* Dataset rows for apps and sites
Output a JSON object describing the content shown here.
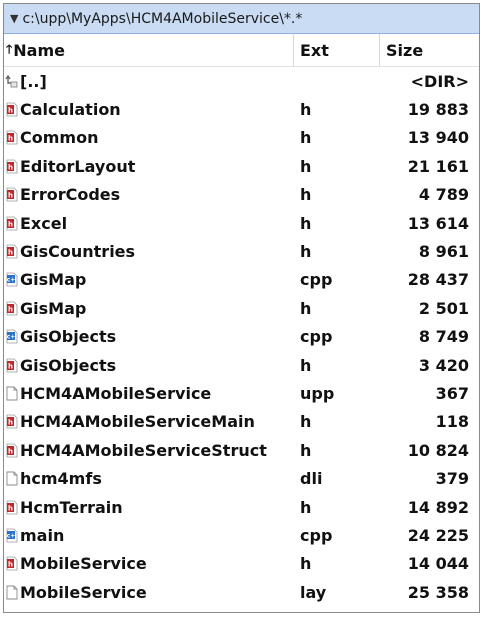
{
  "path": "c:\\upp\\MyApps\\HCM4AMobileService\\*.*",
  "header": {
    "name": "Name",
    "ext": "Ext",
    "size": "Size"
  },
  "rows": [
    {
      "name": "[..]",
      "ext": "",
      "size": "<DIR>",
      "icon": "parent-folder-icon"
    },
    {
      "name": "Calculation",
      "ext": "h",
      "size": "19 883",
      "icon": "header-file-icon"
    },
    {
      "name": "Common",
      "ext": "h",
      "size": "13 940",
      "icon": "header-file-icon"
    },
    {
      "name": "EditorLayout",
      "ext": "h",
      "size": "21 161",
      "icon": "header-file-icon"
    },
    {
      "name": "ErrorCodes",
      "ext": "h",
      "size": "4 789",
      "icon": "header-file-icon"
    },
    {
      "name": "Excel",
      "ext": "h",
      "size": "13 614",
      "icon": "header-file-icon"
    },
    {
      "name": "GisCountries",
      "ext": "h",
      "size": "8 961",
      "icon": "header-file-icon"
    },
    {
      "name": "GisMap",
      "ext": "cpp",
      "size": "28 437",
      "icon": "cpp-file-icon"
    },
    {
      "name": "GisMap",
      "ext": "h",
      "size": "2 501",
      "icon": "header-file-icon"
    },
    {
      "name": "GisObjects",
      "ext": "cpp",
      "size": "8 749",
      "icon": "cpp-file-icon"
    },
    {
      "name": "GisObjects",
      "ext": "h",
      "size": "3 420",
      "icon": "header-file-icon"
    },
    {
      "name": "HCM4AMobileService",
      "ext": "upp",
      "size": "367",
      "icon": "blank-file-icon"
    },
    {
      "name": "HCM4AMobileServiceMain",
      "ext": "h",
      "size": "118",
      "icon": "header-file-icon"
    },
    {
      "name": "HCM4AMobileServiceStruct",
      "ext": "h",
      "size": "10 824",
      "icon": "header-file-icon"
    },
    {
      "name": "hcm4mfs",
      "ext": "dli",
      "size": "379",
      "icon": "blank-file-icon"
    },
    {
      "name": "HcmTerrain",
      "ext": "h",
      "size": "14 892",
      "icon": "header-file-icon"
    },
    {
      "name": "main",
      "ext": "cpp",
      "size": "24 225",
      "icon": "cpp-file-icon"
    },
    {
      "name": "MobileService",
      "ext": "h",
      "size": "14 044",
      "icon": "header-file-icon"
    },
    {
      "name": "MobileService",
      "ext": "lay",
      "size": "25 358",
      "icon": "blank-file-icon"
    }
  ]
}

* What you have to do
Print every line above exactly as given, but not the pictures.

* Solution for this exercise
Output a JSON object describing the content shown here.
{
  "path": "c:\\upp\\MyApps\\HCM4AMobileService\\*.*",
  "header": {
    "name": "Name",
    "ext": "Ext",
    "size": "Size"
  },
  "rows": [
    {
      "name": "[..]",
      "ext": "",
      "size": "<DIR>",
      "icon": "parent-folder-icon"
    },
    {
      "name": "Calculation",
      "ext": "h",
      "size": "19 883",
      "icon": "header-file-icon"
    },
    {
      "name": "Common",
      "ext": "h",
      "size": "13 940",
      "icon": "header-file-icon"
    },
    {
      "name": "EditorLayout",
      "ext": "h",
      "size": "21 161",
      "icon": "header-file-icon"
    },
    {
      "name": "ErrorCodes",
      "ext": "h",
      "size": "4 789",
      "icon": "header-file-icon"
    },
    {
      "name": "Excel",
      "ext": "h",
      "size": "13 614",
      "icon": "header-file-icon"
    },
    {
      "name": "GisCountries",
      "ext": "h",
      "size": "8 961",
      "icon": "header-file-icon"
    },
    {
      "name": "GisMap",
      "ext": "cpp",
      "size": "28 437",
      "icon": "cpp-file-icon"
    },
    {
      "name": "GisMap",
      "ext": "h",
      "size": "2 501",
      "icon": "header-file-icon"
    },
    {
      "name": "GisObjects",
      "ext": "cpp",
      "size": "8 749",
      "icon": "cpp-file-icon"
    },
    {
      "name": "GisObjects",
      "ext": "h",
      "size": "3 420",
      "icon": "header-file-icon"
    },
    {
      "name": "HCM4AMobileService",
      "ext": "upp",
      "size": "367",
      "icon": "blank-file-icon"
    },
    {
      "name": "HCM4AMobileServiceMain",
      "ext": "h",
      "size": "118",
      "icon": "header-file-icon"
    },
    {
      "name": "HCM4AMobileServiceStruct",
      "ext": "h",
      "size": "10 824",
      "icon": "header-file-icon"
    },
    {
      "name": "hcm4mfs",
      "ext": "dli",
      "size": "379",
      "icon": "blank-file-icon"
    },
    {
      "name": "HcmTerrain",
      "ext": "h",
      "size": "14 892",
      "icon": "header-file-icon"
    },
    {
      "name": "main",
      "ext": "cpp",
      "size": "24 225",
      "icon": "cpp-file-icon"
    },
    {
      "name": "MobileService",
      "ext": "h",
      "size": "14 044",
      "icon": "header-file-icon"
    },
    {
      "name": "MobileService",
      "ext": "lay",
      "size": "25 358",
      "icon": "blank-file-icon"
    }
  ]
}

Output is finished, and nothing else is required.